A vindictive multibillionairess tries to suppress a seasoned raconteur’s lust for life, not to mention his tell-all new novel, in this posthumous roman à clef by Dunne, who died of cancer in August 2009.
Dunne’s narrator (and alter ego) Augustus Bailey writes for glossy gossip magazine Park Avenue and pens bestselling novels and “true crime” starring the globe’s most glittering grandees. A born confidante, “Gus” attracts secrets like Beluga draws partygoers, but he can be a blabbermouth. On the radio, he blithely blurts a preposterous rumor implicating Congressman Kyle Cramden in the disappearance of Cramden’s lovely intern, provoking an $11 million slander lawsuit. Gus, 84, fears the litigation will bankrupt the estate he hopes to leave his children. His only hope is Infamous Lady, his novel-in-progress, which dredges up the nagging questions still surrounding the death of ALS-afflicted superbanker Konstantin Zacharias in a fire at his Biarritz villa.
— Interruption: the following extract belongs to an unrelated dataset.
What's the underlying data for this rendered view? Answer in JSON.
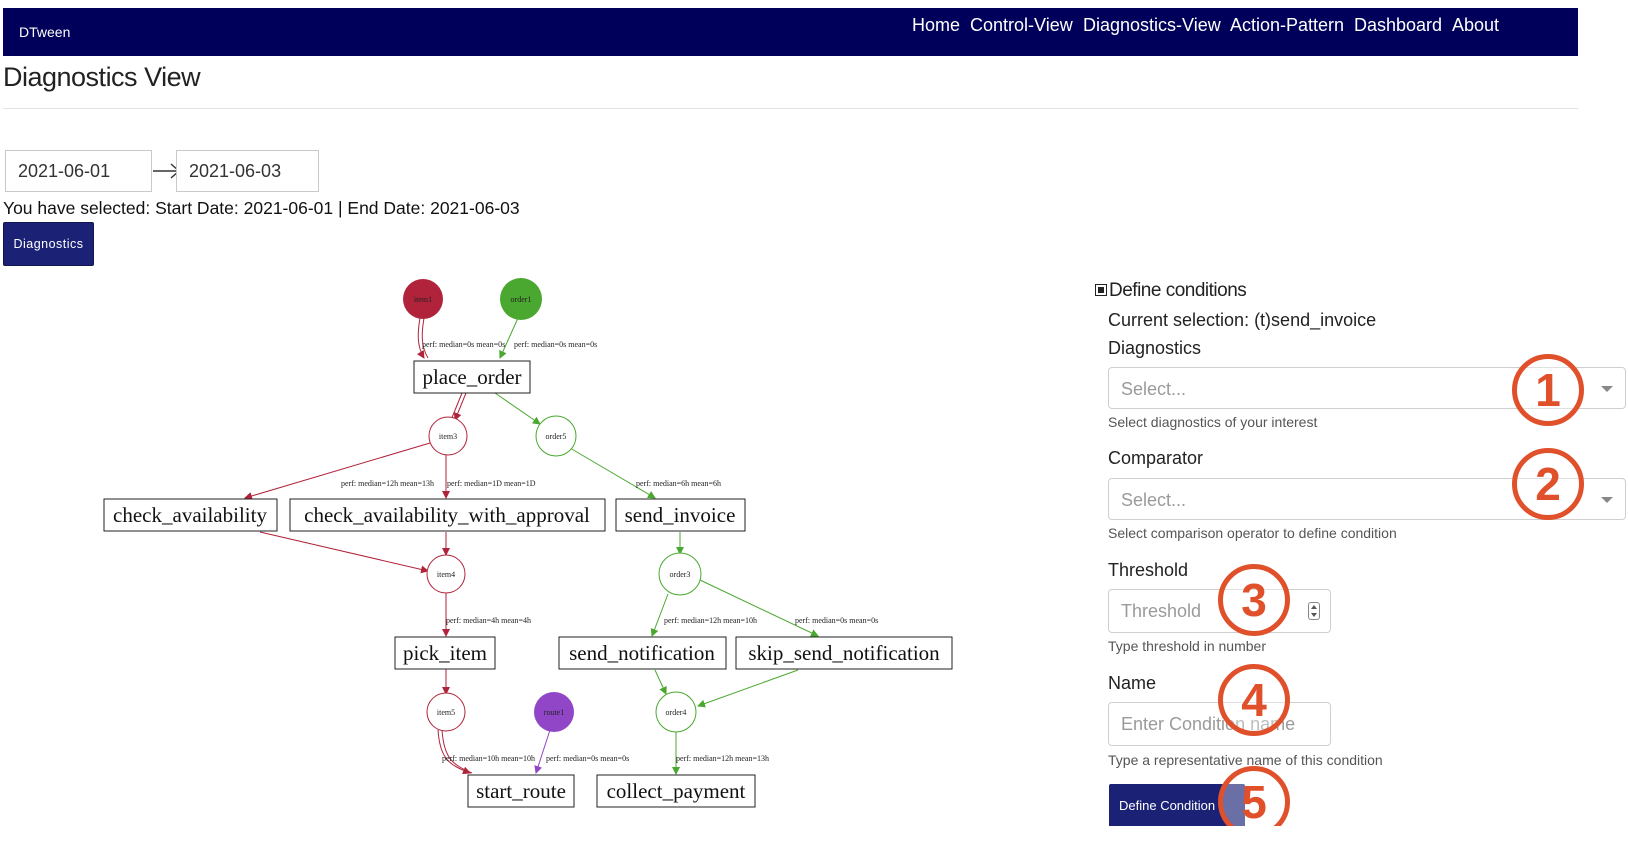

Zacharias’ widow Perla was never a suspect, and she’d like to keep it that way. Now the third richest woman in the world, Perla has the “too much money” of the title: enough to eliminate any threats to her reputation by far less civil means than lawsuits. Like having Gus tailed by a man in gray flannel, pressuring his publisher to scuttle Infamous Lady and digging up a bogus allegation of pederasty to blackmail Gus into settling the Cramden suit. Stress dampens Gus’s joie de vivre, and he’s no longer everyone’s favorite bavardeur at society functions peopled by disinherited socialites, ex-convict financiers, centenarian doyennes and declassée divas. Gus’s dilemmas find too-easy solutions, because Gus, as did, perhaps, his creator, realizes that imminent mortality trivializes one’s worst fears, that life is too short not to speak truth to power, and that he’ll be somewhere money and revenge can’t reach when his last novel comes out.
On full display here, Dunne’s (Another City, Not My Own, 1997, etc.) jaded eye for the foibles of the ultraspoiled, his stylish wit and eavesdropper’s ear—they are among the many reasons he is sorely missed.